Staunch Labour voters can't stomach him, let alone floating voters. His brand is bad - his communications team are abysmal and Labour are tanking in the polls. Labour is teetering on the edge of something awful and with Corbyn at the steering wheel, the future doesn't look pretty.

People made up their mind about Corbyn early on and since that there's been a catalogue of errors and gaffes to harden their views. When Corbyn suggests similar policies to Miliband's 2015 effort, his brand makes him look like a dogged socialist, stuck in the 1980s.

Labour are being held back by brand Corbyn - time for a complete re-invention.

Basically, your brand matters and you're held back if it's not effective. Your stories won't resonate with people and your messages are lost when your brand is weak.


2016 was shit. If you disagree with that statement then you probably won't like me/want to work with me.

The topsy-turvy political climate looked like it was some sort of big in-joke that we didn't know we were part of and didn't want to be. There weren't many clear truths to grasp at, as everything seemed so utterly unpredictable.

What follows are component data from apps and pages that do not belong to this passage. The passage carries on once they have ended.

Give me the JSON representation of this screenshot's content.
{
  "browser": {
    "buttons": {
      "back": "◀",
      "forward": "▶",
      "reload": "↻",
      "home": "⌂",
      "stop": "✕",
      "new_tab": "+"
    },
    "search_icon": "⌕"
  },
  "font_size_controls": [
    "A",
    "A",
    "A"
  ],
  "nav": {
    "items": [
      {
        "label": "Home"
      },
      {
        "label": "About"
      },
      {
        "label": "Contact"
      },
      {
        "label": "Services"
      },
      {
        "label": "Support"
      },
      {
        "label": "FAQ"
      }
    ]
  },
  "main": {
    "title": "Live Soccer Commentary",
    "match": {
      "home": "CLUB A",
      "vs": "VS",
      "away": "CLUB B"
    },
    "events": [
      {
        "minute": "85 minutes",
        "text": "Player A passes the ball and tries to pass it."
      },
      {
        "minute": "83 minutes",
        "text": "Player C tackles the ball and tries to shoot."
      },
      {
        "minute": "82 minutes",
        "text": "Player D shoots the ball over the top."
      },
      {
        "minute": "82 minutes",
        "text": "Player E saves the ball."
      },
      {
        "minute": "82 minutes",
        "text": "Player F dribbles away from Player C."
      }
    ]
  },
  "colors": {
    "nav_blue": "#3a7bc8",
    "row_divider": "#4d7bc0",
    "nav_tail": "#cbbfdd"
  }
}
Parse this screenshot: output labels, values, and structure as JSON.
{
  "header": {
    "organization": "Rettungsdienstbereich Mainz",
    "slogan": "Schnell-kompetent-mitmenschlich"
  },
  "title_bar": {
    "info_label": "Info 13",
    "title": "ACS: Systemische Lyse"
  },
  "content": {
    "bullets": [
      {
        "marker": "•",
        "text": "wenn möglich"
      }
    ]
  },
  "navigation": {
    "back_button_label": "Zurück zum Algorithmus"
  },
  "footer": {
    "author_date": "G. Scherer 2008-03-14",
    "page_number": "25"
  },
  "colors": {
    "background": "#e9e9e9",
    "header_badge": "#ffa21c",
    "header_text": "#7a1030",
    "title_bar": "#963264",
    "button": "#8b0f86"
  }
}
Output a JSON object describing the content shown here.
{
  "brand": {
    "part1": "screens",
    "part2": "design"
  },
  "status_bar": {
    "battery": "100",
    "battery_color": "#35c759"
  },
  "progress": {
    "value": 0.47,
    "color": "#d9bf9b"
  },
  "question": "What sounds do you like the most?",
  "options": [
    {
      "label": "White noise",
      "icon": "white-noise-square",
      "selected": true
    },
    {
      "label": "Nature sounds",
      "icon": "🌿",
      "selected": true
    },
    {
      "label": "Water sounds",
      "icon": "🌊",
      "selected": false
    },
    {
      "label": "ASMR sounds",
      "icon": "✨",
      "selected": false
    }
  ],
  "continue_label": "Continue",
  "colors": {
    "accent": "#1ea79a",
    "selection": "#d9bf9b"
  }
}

A few clear themes jumped out at me though. After reading Tim Shipman's excellent book on Brexit called 'All Out War' (it's great; it's like Gossip Girl meets Newsnight) - one of the main takeaways was the idea that the Stronger In campaign never manage to counteract the emotive statements that the Leave campaign were churning out. Ask anyone what the standout phrase was from the referendum was and chances are they'd say 'Take back control'.

Okay, so now it's more like 'Take back contrololololol' - but the point is that Stronger In just couldn't compete with that. The case for remain was based on facts, evidence and long-form content. They were running a different type of campaign that relied on people wanting to take the time to investigate their carefully crafted messages and data.

Large amounts of the UK weren't down for that. And that's not something that's exclusive to the referendum. We see it with sensationalist headlines that almost rely and exist purely in this reality that relies on people not delving any further and just taking one big, bright, black or white statement away with them.

Move across the pond (oh, do we really have to?!) and you can see the same in the recent election of You Know Who. The banner of 'Make America Great Again' hid a multitude of sins...and that doesn't even scrape the surface.

What I'm trying to say is if we can take anything positive from this clusterfuck is that emotive language and messaging is important and on-trend. Progressive political parties must up their game and counter intellectually baseless, empty phrases that trigger something emotional with their own - but what they'll have is a phrase that makes people feel something AND is also based in empirical evidence.

This doesn't just have to be in the form of a slogan. Recent studies have shown that people respond more positively to messages about immigration when they see qualitative sources like visuals and storytelling, instead of statistics. When you present ideas as abstract and wrapped in statistics, it maintains a distance and people can't access the multi-faceted nature of an argument. When you tell a story, people start to see an issue in a different way.

So, what's this got to do with copywriting and copy? Well, writing copy that makes people feel something and creating a brand story that connects with people is important. I've just decided to say it in a long-winded way, while I can bash Leave and You Know Who.

I'll write some emotive stuff for you;